The increase in ‘telemigration’, which leads to an increase in international competition in the services sector, represents an “opportunity” for Portugal, defends economist Richard Baldwin, in an interview with Lusa, believing that ‘deglobalization’ is a myth.
The professor of international economics at the Graduate Institute of International and Development Studies in Geneva, where he is dedicated to the themes of globalization and trade, was in Sintra within the scope of the ECB Forum, to present a study in which he argues that economies At the beginning of the great transformation, caused by globalization and digitalization.
On the sidelines of Lusa, on the sidelines of the event, Richard Baldwin explained that Portugal could consider a European country with small economies, so this “is an opportunity”.
“It is essentially a necessity for young Portuguese people who have levels of training capacity, who do not need a university degree, to sell their services without moving out of the country”, he said.
For the contracting of services to associated third parties, which contribute to the increase in the supply of services to third parties, which helps workers from anywhere in the world to offer services at contracted prices, which are reduced to an international possibility. without the service sector.

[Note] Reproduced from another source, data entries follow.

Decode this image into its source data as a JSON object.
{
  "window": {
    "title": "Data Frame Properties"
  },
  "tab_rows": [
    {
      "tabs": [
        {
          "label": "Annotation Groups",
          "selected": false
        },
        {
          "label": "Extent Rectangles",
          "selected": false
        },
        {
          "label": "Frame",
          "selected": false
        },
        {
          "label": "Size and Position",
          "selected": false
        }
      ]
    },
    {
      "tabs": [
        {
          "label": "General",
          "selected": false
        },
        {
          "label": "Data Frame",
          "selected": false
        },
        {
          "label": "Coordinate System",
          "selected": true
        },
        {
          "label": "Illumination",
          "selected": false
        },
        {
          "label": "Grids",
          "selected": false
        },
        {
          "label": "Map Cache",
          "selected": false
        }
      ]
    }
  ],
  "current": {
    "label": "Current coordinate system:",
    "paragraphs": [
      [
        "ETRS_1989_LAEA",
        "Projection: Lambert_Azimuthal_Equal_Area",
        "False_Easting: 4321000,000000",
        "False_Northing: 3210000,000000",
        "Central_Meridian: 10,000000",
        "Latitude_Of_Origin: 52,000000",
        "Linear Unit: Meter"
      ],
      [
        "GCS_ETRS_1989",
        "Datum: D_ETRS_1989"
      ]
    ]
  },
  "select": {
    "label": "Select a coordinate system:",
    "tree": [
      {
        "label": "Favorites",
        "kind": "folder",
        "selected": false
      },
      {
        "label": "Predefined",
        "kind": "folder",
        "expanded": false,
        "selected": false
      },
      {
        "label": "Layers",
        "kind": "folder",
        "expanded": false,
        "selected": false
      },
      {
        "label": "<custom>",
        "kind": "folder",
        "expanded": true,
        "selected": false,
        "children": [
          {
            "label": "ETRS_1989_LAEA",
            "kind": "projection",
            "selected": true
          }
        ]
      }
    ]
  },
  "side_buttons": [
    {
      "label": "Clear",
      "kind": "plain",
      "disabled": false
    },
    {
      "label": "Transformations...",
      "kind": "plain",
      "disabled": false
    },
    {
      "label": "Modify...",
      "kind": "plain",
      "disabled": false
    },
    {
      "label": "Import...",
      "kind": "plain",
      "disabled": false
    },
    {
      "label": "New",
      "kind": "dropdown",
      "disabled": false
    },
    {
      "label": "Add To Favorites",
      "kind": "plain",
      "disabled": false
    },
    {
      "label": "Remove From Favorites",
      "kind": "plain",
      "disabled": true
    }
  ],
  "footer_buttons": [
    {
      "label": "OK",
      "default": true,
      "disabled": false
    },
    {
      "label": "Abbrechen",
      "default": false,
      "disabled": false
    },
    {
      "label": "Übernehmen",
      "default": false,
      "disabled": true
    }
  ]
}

“I think Portugal will really gain from this great agricultural opportunity [de serviços]”, said.
The former president of the Center for Economic Policy Research (CEPR) and editor-in-chief of the VoxEU portal believes that digital technology “is opening up the world of work in offices and service sectors to competition from abroad”, for countries with lower .
“I remember that when I wrote my book – I finished it in 2018, it came out in 2019 – I used to have to show people videos of what it was like to work from home. caused by the covid-19 pandemic, highlighting that it became possible to “work at home in remote teams and join them and everyone learned how to make it work”.

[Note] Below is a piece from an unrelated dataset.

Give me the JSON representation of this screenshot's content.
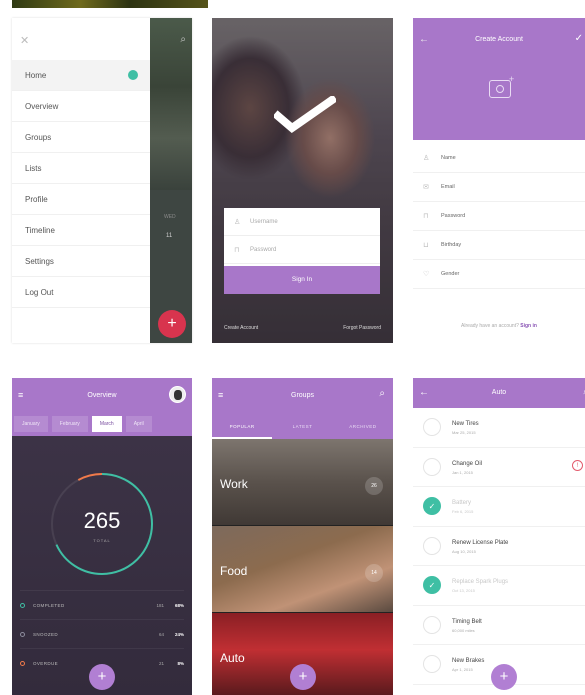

For Baldwin, more and more pressure on some of the staff or some of the people who were designed for even lower countries.
In this sense, the idea that we are witnessing a ‘deglobalization’ is rejected, considering it to be “a huge misunderstanding”.
“It is a discussion carried out by people who have a particular idea of what globalization means”, he justifies, defending that “the intensity of trade in goods is actually decreasing or at least stagnant, but this is not happening in services”.
The economist emphasizes that ‘deglobalization’ is thus “a myth”.
However, admit that “globalization is changing and it is shifting from goods to services”.
It is also believed that this transformation, which is said to be structural, will be positive for emerging markets such as Brazil and African countries.
“I think the miracle of the emerging market will continue and expand. Africa will tend to provide for Europe and South America for Europe”, he adds, noting that this will occur not for the global value chains of goods, but for services.
Tuesday’s presentation at the ECB’s annual Baldwin forum, the fast work in the sector, will not compete with the services of the sector, which previously would not defend with the “collar robots” or “collar robots”.
In this case, we add, the ongoing structural change that will improve the policy, as prices and prices of exposures to telemigration and automation can be provided to all precedents.
The ECB Forum, this year dedicated to the challenges for economic policy in a fast-paced world, started on Monday afternoon and ends today.
After two years carried out by telematic means due to the pandemic, the three-day ‘summit’ returned to Sintra in person, as in previous years.
This year’s theme has been changed to reflect recent global developments and the challenges’ summit debate that the eurozone economy is currently facing.